A writer has but one goal. Connect to the audience.
There’s great power in being able to capture the imagination of readers, introduce them to a wonderful place, filled with interesting people, and then murder the one they liked best, right in front of their very eyes, in the most gruesome way possible.
Clearly, with such great power comes great responsibility.
Take this little column for example.
You all signed up, hoping to have a laugh once in awhile, or maybe at least a smile, but, what happens when I betray that trust and tell you a very sad story about a small child who dreamed of leaving a life of poverty and managed to get a scholarship to a private school, and the school, while it’s in the same city, was more than a three hour walk for the boy, each way, and without enough food, he could barely get there in time for class, and one day, starving, he passes out along the side of the road, and freezes to death?

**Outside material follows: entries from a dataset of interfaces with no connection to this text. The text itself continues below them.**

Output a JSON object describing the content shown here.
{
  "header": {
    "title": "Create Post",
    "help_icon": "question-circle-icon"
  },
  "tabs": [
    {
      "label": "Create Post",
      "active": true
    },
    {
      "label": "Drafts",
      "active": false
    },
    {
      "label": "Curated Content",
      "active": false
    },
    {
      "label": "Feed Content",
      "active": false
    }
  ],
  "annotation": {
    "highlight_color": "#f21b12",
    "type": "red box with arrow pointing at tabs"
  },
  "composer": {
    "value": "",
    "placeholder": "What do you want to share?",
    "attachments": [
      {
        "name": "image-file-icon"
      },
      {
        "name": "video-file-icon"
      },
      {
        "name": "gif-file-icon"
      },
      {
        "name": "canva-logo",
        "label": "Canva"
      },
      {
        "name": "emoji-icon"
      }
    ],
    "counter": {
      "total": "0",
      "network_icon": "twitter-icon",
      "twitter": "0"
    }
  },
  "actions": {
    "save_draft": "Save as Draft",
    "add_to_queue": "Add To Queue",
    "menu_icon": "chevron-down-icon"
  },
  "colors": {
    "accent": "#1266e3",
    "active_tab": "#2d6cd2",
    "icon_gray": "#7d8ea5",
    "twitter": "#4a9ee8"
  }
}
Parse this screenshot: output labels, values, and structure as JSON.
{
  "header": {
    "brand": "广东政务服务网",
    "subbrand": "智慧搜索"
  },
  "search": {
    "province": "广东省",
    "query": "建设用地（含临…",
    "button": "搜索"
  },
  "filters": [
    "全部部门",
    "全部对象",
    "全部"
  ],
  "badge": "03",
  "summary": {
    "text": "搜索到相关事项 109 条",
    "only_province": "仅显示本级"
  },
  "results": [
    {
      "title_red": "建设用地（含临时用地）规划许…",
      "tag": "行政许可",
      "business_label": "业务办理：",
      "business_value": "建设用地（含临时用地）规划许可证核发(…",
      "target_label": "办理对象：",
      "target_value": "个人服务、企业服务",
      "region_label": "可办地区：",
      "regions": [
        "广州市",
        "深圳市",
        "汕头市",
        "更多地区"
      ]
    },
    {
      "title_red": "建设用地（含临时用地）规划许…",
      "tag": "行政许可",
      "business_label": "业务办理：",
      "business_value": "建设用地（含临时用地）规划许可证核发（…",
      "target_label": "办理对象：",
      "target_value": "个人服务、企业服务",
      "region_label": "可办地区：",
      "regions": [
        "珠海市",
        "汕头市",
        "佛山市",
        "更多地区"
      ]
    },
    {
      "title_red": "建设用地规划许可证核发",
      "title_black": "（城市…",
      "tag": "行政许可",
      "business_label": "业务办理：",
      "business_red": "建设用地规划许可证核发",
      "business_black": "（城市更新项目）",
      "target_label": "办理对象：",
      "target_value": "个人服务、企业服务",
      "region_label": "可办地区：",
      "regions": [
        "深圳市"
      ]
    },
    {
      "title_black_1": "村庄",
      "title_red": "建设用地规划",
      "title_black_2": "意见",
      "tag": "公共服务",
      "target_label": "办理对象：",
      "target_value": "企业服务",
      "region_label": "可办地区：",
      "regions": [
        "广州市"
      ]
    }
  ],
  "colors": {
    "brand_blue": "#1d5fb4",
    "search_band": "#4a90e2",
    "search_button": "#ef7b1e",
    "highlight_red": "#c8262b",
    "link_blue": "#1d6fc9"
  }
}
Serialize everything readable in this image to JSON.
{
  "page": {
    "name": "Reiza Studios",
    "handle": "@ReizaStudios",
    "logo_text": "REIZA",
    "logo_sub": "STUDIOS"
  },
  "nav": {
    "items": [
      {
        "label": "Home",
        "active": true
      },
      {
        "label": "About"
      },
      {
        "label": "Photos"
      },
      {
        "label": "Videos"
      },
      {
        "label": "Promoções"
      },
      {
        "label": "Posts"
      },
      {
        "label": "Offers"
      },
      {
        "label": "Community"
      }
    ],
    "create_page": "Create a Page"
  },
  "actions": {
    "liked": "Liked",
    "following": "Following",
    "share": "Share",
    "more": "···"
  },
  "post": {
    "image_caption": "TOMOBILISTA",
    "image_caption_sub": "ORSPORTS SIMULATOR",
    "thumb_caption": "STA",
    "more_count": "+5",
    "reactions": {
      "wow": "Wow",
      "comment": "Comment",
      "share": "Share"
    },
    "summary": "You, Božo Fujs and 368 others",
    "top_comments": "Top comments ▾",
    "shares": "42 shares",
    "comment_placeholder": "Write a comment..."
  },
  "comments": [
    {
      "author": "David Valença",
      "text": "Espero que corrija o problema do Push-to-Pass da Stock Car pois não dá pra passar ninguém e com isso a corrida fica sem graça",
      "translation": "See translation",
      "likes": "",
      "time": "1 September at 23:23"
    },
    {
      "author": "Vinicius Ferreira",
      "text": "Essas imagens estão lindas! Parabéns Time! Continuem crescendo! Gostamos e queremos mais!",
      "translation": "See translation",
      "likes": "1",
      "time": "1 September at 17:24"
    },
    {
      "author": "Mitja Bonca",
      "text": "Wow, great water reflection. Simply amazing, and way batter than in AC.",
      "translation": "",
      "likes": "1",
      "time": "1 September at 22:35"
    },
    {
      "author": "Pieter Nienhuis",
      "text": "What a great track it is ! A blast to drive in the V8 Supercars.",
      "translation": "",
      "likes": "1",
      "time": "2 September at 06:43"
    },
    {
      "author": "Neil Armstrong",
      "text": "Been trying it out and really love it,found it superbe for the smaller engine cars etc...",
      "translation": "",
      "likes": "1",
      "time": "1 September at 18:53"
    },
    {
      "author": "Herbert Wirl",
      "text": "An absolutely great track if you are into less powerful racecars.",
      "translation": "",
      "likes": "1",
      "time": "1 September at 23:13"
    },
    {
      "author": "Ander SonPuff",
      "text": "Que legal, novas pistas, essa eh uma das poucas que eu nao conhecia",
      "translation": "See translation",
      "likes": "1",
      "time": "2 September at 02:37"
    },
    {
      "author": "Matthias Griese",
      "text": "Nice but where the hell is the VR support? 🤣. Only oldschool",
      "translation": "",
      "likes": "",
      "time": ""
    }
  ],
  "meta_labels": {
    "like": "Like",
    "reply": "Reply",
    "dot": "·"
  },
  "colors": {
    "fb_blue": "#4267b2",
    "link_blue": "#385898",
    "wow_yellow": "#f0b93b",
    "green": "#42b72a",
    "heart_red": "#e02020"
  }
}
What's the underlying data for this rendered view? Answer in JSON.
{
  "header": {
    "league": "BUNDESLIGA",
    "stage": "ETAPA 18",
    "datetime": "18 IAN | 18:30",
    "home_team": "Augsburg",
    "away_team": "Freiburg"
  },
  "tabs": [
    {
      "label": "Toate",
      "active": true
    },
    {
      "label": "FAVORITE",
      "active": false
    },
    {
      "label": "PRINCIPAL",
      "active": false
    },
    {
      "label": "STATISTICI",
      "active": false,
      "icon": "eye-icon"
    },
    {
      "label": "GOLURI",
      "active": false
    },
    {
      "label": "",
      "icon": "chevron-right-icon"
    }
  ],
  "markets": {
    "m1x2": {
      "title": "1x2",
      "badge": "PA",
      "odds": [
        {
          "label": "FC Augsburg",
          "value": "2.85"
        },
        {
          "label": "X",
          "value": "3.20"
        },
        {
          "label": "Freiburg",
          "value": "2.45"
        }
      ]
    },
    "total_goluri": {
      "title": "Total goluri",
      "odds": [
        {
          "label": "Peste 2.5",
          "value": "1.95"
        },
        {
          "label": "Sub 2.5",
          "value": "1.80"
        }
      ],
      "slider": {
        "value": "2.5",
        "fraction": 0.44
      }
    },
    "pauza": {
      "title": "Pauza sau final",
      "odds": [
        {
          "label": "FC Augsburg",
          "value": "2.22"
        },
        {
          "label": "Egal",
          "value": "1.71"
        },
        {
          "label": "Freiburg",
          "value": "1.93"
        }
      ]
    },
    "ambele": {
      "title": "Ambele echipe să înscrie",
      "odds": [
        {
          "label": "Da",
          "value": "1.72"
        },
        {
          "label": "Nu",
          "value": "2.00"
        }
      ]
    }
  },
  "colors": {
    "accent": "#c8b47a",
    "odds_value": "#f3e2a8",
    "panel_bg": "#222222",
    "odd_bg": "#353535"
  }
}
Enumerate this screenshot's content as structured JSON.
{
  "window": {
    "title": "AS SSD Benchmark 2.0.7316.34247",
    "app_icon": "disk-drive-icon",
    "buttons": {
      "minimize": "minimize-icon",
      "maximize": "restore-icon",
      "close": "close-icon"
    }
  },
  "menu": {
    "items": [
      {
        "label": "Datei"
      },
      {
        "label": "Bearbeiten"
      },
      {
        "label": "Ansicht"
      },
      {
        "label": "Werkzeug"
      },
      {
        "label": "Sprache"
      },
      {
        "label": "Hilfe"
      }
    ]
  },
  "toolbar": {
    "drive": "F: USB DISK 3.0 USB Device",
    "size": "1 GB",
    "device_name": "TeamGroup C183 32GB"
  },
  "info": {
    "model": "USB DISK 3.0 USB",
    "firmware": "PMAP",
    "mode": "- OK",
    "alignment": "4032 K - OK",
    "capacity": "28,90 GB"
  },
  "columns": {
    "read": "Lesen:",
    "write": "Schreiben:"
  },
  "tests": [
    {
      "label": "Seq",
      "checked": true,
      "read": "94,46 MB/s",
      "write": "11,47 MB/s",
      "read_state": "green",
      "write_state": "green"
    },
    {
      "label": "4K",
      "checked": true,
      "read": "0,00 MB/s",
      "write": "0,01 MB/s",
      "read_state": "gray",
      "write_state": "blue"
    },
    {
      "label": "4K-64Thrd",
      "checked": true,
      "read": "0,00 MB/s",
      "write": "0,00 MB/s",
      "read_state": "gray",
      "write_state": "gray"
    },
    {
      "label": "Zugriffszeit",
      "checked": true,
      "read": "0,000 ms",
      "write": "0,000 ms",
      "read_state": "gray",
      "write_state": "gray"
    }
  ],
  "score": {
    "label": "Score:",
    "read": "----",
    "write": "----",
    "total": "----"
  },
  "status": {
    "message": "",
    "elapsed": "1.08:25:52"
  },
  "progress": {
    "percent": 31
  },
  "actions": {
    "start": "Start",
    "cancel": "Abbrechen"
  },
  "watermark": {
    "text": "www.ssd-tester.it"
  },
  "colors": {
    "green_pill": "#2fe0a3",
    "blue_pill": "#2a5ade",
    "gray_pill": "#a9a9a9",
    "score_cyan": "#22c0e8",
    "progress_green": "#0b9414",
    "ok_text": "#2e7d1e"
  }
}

See what I mean? I broke our little agreement, to give you something light and funny to start your week, and instead I gave you a horribly depressing paragraph. You might even say I manipulated you and preyed upon your compassion for starving children just to make a point.
And, you don’t even know what the point is yet.
The first part is to highlight the callousness of writers who take joy in the suffering of their fans. People joke that writers enjoy doing this, but, they try to believe it isn’t really true that authors could be so gleeful in the pain of others.
Unfortunately, there is much uncomfortable truth in those quips. The times when I’ve written something that brought a reader to tears are some of the proudest moments of my life. There is a very small part of me that is properly ashamed that I am pleased to make people cry.
Writers have learned that tears of pain are the sweetest nectar to be found in the known universe; a feast of fulfilling achievement that perfectly nourishes our black souls.
There are occasions when I’m sad that I chose to write a humor column, because it limits the opportunities for turning you all into emotional wrecks and harvesting your precious eye nectar.
That was disgusting. I promise to never again refer to your tears in such a fashion. Unless it’s really, really, really funny. Or I forget.
On the bright side, sharing laughter is also nourishing to the writer’s soul. It’s a different kind of feast, usually with much less guilt.
And that brings us to the second point.
Most days, I’m much happier to bring you a sprinkling of light to fight against the darkness. I might not always be able to inspire an authentic “out-loud laugh,” but maybe there will be be enough silliness to ward off the gloom and nourish the flame of hope and joy in the world.